**Task prompt:** Could you write out the whole listing exactly as it appears?

[Data to process — start]

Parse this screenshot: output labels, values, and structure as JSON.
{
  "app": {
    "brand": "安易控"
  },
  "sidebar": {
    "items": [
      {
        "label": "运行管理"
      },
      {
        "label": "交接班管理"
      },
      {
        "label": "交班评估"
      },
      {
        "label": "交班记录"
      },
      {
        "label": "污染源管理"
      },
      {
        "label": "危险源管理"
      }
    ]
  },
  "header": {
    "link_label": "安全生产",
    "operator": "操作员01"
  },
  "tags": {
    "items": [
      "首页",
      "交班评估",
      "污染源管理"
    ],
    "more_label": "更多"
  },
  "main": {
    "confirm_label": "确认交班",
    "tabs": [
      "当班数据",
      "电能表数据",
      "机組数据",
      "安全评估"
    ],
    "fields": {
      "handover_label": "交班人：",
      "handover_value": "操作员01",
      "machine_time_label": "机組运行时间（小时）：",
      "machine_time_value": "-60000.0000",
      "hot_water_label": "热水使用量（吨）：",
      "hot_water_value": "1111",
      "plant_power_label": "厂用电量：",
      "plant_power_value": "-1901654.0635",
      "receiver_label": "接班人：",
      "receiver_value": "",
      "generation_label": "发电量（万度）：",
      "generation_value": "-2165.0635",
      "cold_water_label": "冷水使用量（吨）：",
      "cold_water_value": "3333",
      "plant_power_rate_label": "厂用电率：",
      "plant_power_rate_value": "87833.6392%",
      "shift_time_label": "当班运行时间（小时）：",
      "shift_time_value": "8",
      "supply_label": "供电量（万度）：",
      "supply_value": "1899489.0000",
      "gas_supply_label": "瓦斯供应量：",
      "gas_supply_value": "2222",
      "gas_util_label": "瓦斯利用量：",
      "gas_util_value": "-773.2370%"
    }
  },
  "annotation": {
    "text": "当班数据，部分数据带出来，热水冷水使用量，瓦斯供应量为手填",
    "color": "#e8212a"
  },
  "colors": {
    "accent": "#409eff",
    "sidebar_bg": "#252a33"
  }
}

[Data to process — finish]

**Solution for this exercise:**
Parse this screenshot: output labels, values, and structure as JSON.
{
  "app": {
    "brand": "安易控"
  },
  "sidebar": {
    "items": [
      {
        "label": "运行管理"
      },
      {
        "label": "交接班管理"
      },
      {
        "label": "交班评估"
      },
      {
        "label": "交班记录"
      },
      {
        "label": "污染源管理"
      },
      {
        "label": "危险源管理"
      }
    ]
  },
  "header": {
    "link_label": "安全生产",
    "operator": "操作员01"
  },
  "tags": {
    "items": [
      "首页",
      "交班评估",
      "污染源管理"
    ],
    "more_label": "更多"
  },
  "main": {
    "confirm_label": "确认交班",
    "tabs": [
      "当班数据",
      "电能表数据",
      "机組数据",
      "安全评估"
    ],
    "fields": {
      "handover_label": "交班人：",
      "handover_value": "操作员01",
      "machine_time_label": "机組运行时间（小时）：",
      "machine_time_value": "-60000.0000",
      "hot_water_label": "热水使用量（吨）：",
      "hot_water_value": "1111",
      "plant_power_label": "厂用电量：",
      "plant_power_value": "-1901654.0635",
      "receiver_label": "接班人：",
      "receiver_value": "",
      "generation_label": "发电量（万度）：",
      "generation_value": "-2165.0635",
      "cold_water_label": "冷水使用量（吨）：",
      "cold_water_value": "3333",
      "plant_power_rate_label": "厂用电率：",
      "plant_power_rate_value": "87833.6392%",
      "shift_time_label": "当班运行时间（小时）：",
      "shift_time_value": "8",
      "supply_label": "供电量（万度）：",
      "supply_value": "1899489.0000",
      "gas_supply_label": "瓦斯供应量：",
      "gas_supply_value": "2222",
      "gas_util_label": "瓦斯利用量：",
      "gas_util_value": "-773.2370%"
    }
  },
  "annotation": {
    "text": "当班数据，部分数据带出来，热水冷水使用量，瓦斯供应量为手填",
    "color": "#e8212a"
  },
  "colors": {
    "accent": "#409eff",
    "sidebar_bg": "#252a33"
  }
}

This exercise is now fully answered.